In order to best understand the decision to resort to terrorism, it is useful to regard terrorism, not as a unique pathology, but simply as a method – in the present case, a method of war, of protest, or of rebellion.

It is generally the case that a method will be adopted wherever it is perceived to have acceptable probabilities of success.

A rational – though morally reprehensible – calculus underlies the decision in favour of terrorism. Terrorists convince themselves that violence targeting non-combatants and innocents is the ‘only means’ to achieve their ‘noble’ objectives under prevailing conditions, and that, consequently, the use of this method is acceptable for the purported ‘greater good’.

Nevertheless, the moral contradiction inherent in this calculus is disturbing and difficult to overcome. If you are fighting for ‘freedom’, how can you terminate the very possibility of the freedom of others by killing them? If you are fighting against injustice, how do you inflict the injustice of indiscriminate killing on others? If you are fighting for your Faith, how do you kill other members of the same Faith without guilt?

Group dynamics

The management of these contradictions, and of the psychological conflicts that arise out of these, is the principal task of the sub-culture that is created within, and that dominates, terrorist groups.

It is, consequently, the psychological group dynamic that is most significant in understanding terrorist behaviour, rather than the psychology of the individual.

Indeed, extremist and terrorist movements can attract and retain the loyalties of intellectually proficient and deeply idealistic young men and women – caring brothers or sisters, devoted sons and daughter – who engage in millenarian violence to create a ‘better world’, or to impose the ‘will of God’.

The terrorist group provides camaraderie, a sense of purpose and importance, of participating in history, in a noble undertaking. Group membership also creates a sense of power and of what has been described as ‘revolutionary heroism’, compensating for personal insecurities, failures and frustrations.

The secretive, conspiratorial and tightly controlled operational environment of the radical group also helps ‘seal off’ the individual from the compunctions, values and expectations of ‘normal’ society, creating an alternative world within which a coherent ideology and belief system is systematically propagated and internalised, justifying the use of terrorist violence against progressively dehumanised ‘others’.

Collective identity

Gradually, the collective identity of the group completely dominates the individual, reaching a pinnacle in the suicide terrorist, who thinks nothing of destroying himself to secure the group’s purpose.

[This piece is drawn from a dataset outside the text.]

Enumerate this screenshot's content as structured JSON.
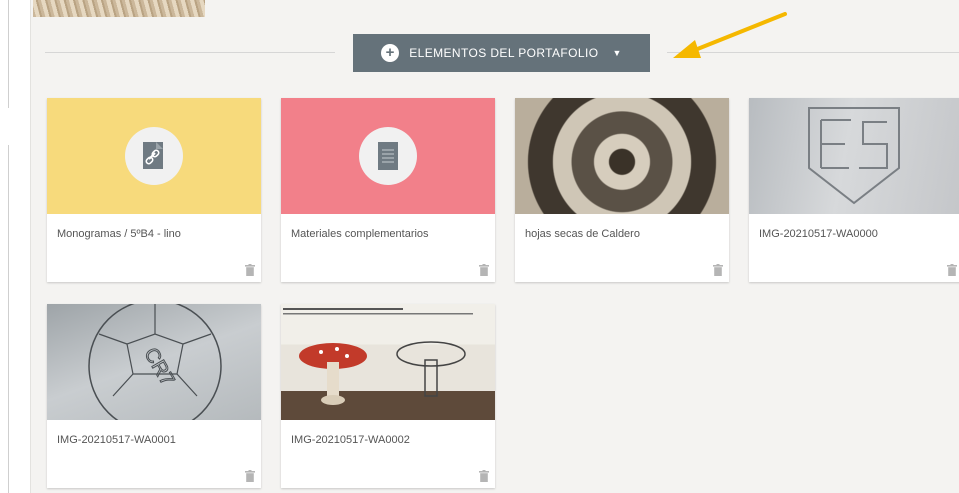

It is often said that it takes a whole village to raise a single child. It similarly takes a large ‘community’ to prepare a single suicide bomber.

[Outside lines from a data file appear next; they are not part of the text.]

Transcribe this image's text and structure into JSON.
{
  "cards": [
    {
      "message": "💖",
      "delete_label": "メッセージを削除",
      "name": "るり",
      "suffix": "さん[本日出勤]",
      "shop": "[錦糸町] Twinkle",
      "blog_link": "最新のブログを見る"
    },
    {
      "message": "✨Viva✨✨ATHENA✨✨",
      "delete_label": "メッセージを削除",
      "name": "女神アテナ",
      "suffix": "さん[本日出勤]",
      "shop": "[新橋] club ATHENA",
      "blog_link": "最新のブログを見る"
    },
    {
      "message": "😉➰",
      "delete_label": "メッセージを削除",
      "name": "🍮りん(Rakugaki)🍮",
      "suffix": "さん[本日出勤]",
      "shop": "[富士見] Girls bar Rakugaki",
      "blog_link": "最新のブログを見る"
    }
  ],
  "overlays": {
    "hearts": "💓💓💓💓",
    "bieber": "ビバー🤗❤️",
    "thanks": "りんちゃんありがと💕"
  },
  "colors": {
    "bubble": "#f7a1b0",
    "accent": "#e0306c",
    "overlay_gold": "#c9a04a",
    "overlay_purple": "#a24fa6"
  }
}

Not everyone in a terrorist group is, of course, so completely integrated with this sub-culture. Many ‘cadres’ join for a diversity of motives – a study carried out on Khalistani terrorists in Punjab demonstrated that the motive identified by the largest proportion among them was shauqia, ‘for the fun of it’.

The sense of power, the glamour of the gun, access to the good things in life, and purely criminal motives, also bring many into the terrorist stream.

Even where this is the case, however, a long-term association would eventually bring the individual into progressive integration with the ‘group dynamic’, and such an individual would come, in some measure, to share the values, ideologies and objectives of the group as well.

Understanding and contesting such group dynamics and sub-cultures in their formative stages is necessary if terrorist recruitment is to be inhibited.

Regrettably, the capacities of democratic states to intervene at this stage tend to be limited, and it is only deep into the terrorist mobilisation or operational process that intervention becomes legal. Greater monitoring of subversive institutions and of the processes of subversion is becoming necessary, if democracies are to defend themselves against this modern scourge.

[Published in Deccan Herald, Bangalore, July 8, 2007]





Copyright © 2001 SATP. All rights reserved.